Just one year later, Joel has released his second solo effort, simply titled Broken – and once again he's released an album that's every bit as good as typical PFR. It's more thoughtful and memorable than the band's Disappear, and more electric than Joel's Captured. Co-produced with Justin Korhonen, who plays drums and percussion on the album, Broken is a bit like a worshipful version of PFR. The title track was co-written with Rebecca St. James and acclaimed producer Tedd T. With a wonderful melody you can almost imagine Rebecca singing, it's a prayerful song of confession and surrender that's about as good as "Missing Love." "Thanks Be to God" is a simple acoustic pop song of praise about Jesus conquering death for the salvation of mankind, and "Who I Am" is a vertically focused pop song about the eternal sovereignty of God.

"I Will" is a simple testimony of Christian faith set to dreamy guitar pop. Similar ethereal guitar sounds are layered over a programmed rhythm in "Sing Your Name," about a changing, broken heart that's coming to know Christ. "Make Things Right" feels like a long-lost gem from PFR's acclaimed album Them; it's a terrific melodic rocker in which Joel sings, "In the sea of dissolution, love always seems to be the thing we're losing / What if we turned the tide? What if we reached for peace instead of pride? / In this ocean of confusion, it's hard to find the shores of reason / I've always heard the truth sets you free, so bring truth into the light." The worshipful "Still Greater" is vintage PFR, rocking and melodic, celebrating God's boundless love. A similar theme is expressed in "Fly," co-written by Gordon Kennedy of Whiteheart and Dogs of Peace, though one easily could interpret it as an earthly love song, too: "If I never see another morning sun, please don't pity me / I'm the lucky one / If not for you, I'd have never known all the love I do / All the love you've shown." The pretty acoustic ballad "Count the Ways," however, certainly seems to be about Joel's wife. The title draws inspiration from Browning's classic poem ("How do I love thee?"), and it bears resemblance to Richard Marx at the peak of his career.
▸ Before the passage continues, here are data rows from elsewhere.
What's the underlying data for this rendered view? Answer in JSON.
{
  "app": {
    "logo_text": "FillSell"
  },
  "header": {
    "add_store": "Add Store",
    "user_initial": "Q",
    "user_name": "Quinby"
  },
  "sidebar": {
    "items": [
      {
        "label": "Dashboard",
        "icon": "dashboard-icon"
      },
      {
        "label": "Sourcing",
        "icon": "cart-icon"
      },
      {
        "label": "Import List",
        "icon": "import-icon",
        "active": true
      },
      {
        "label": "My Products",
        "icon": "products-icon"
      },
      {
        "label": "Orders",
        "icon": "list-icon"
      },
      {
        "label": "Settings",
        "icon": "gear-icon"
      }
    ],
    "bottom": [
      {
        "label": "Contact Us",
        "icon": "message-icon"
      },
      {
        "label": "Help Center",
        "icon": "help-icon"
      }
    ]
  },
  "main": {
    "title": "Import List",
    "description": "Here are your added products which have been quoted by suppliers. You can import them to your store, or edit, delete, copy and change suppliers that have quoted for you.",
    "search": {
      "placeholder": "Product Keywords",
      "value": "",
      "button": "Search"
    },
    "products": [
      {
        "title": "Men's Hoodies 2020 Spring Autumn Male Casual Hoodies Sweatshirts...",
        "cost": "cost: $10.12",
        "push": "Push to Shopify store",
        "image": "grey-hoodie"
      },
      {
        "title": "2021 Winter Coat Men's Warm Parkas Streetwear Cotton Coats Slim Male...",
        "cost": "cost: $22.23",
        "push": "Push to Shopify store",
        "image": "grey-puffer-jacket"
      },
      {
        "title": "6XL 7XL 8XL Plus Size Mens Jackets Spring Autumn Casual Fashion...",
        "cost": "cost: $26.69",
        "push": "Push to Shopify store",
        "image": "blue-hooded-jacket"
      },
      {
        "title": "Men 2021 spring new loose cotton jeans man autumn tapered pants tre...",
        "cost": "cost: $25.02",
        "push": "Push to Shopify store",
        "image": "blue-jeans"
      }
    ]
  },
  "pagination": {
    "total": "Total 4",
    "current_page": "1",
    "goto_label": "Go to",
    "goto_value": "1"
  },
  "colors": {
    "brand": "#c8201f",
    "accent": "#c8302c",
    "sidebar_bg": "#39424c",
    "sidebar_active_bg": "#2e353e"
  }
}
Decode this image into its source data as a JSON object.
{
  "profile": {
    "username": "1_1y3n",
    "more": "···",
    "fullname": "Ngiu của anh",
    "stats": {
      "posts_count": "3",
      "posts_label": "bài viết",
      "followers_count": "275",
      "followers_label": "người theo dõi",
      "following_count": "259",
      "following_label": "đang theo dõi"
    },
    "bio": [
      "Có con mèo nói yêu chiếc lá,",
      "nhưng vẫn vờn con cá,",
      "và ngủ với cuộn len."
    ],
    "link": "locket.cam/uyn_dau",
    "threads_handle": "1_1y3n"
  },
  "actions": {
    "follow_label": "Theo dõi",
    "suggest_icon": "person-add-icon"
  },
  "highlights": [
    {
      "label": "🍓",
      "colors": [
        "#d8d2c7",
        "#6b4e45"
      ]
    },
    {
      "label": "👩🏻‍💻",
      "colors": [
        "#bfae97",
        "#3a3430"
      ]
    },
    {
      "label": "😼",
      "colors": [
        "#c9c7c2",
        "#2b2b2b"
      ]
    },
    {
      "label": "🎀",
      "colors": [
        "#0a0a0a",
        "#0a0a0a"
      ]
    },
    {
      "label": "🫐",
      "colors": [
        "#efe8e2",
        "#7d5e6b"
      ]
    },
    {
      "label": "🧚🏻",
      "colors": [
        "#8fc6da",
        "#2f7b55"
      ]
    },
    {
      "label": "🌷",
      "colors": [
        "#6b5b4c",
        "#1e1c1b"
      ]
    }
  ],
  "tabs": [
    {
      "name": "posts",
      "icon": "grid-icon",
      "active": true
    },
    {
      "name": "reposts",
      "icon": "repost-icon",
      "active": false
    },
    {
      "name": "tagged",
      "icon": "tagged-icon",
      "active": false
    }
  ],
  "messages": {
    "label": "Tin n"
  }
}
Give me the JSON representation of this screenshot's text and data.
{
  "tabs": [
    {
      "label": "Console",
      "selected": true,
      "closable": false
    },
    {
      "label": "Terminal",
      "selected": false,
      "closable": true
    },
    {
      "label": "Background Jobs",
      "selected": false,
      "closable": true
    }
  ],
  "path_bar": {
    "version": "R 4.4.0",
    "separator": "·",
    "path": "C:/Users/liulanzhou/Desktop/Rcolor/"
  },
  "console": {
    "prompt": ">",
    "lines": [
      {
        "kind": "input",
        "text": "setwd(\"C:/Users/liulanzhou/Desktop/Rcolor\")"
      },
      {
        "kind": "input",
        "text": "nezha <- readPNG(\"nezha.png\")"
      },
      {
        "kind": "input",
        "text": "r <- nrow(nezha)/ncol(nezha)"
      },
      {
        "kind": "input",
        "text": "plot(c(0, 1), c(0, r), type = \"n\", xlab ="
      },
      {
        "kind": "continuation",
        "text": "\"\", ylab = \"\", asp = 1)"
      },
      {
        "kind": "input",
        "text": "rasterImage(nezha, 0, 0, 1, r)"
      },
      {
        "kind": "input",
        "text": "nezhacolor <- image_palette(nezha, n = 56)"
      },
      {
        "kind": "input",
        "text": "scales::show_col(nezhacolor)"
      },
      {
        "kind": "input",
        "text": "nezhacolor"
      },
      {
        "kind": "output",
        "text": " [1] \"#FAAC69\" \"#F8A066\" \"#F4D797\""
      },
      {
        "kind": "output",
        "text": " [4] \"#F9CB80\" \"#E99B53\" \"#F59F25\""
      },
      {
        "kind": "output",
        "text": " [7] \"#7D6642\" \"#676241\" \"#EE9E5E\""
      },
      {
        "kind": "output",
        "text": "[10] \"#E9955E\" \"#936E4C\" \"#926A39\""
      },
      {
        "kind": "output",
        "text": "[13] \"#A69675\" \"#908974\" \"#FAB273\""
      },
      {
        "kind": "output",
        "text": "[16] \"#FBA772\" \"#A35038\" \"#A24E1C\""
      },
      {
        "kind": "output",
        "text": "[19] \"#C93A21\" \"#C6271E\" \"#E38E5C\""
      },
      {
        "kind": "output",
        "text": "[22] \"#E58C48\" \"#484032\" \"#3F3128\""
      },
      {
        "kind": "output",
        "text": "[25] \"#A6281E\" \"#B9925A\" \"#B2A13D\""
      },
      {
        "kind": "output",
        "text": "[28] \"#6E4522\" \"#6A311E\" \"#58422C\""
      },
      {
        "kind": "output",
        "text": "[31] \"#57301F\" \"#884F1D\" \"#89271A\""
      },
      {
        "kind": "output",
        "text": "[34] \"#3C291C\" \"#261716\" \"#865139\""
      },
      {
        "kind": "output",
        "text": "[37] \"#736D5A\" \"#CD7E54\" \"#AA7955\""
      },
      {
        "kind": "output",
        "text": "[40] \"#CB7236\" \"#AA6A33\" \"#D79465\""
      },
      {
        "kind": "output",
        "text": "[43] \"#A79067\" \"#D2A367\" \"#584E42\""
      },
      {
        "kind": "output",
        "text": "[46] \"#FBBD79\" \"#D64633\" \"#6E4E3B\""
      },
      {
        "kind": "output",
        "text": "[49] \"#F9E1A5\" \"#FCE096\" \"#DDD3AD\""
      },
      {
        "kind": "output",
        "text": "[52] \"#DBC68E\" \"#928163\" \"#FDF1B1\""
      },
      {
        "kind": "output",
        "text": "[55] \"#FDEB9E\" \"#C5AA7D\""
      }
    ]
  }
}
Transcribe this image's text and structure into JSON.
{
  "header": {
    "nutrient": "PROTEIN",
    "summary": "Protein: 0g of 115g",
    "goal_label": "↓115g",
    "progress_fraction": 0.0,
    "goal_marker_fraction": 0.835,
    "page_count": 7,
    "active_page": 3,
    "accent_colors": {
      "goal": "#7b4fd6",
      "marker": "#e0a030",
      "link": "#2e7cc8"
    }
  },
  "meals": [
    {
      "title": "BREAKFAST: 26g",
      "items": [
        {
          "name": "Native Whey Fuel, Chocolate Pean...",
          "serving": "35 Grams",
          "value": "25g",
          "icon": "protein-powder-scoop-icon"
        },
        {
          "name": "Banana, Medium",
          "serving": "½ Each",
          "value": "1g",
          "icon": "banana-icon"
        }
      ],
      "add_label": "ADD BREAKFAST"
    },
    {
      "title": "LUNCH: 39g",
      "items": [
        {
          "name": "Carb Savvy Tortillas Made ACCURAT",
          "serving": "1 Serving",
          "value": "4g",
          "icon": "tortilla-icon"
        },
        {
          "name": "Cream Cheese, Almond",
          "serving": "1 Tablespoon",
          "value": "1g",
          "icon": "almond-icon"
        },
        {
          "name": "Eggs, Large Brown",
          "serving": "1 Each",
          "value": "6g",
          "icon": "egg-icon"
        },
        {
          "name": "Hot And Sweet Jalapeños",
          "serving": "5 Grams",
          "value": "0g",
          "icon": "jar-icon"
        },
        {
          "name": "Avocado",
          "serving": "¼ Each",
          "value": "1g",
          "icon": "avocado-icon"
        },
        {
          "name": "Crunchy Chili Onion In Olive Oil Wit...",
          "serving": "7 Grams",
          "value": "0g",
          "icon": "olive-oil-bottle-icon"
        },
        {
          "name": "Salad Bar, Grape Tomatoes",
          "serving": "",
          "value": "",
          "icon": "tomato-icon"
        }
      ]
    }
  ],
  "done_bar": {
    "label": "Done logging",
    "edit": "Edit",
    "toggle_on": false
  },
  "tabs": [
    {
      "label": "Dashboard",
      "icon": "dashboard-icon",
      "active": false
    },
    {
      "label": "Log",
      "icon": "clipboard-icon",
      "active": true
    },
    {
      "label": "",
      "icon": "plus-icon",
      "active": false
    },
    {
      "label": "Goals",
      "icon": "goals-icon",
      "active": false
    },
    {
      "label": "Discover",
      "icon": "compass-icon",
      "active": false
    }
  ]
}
Though independently made, Broken is a terrific solo album, beautifully recorded and produced. It's surprising Joel hasn't signed a new recording contract, though perhaps the choice to remain independent is his. As with Captured, Broken is filled with quality music that deserves wider exposure. No, Joel doesn't reinvent the wheel here with ten songs that easily could be included with any other PFR album's worth of songs. At the same time, this is the joy of Broken, reminding us how good Joel and his pals were at writing melodic pop/rock.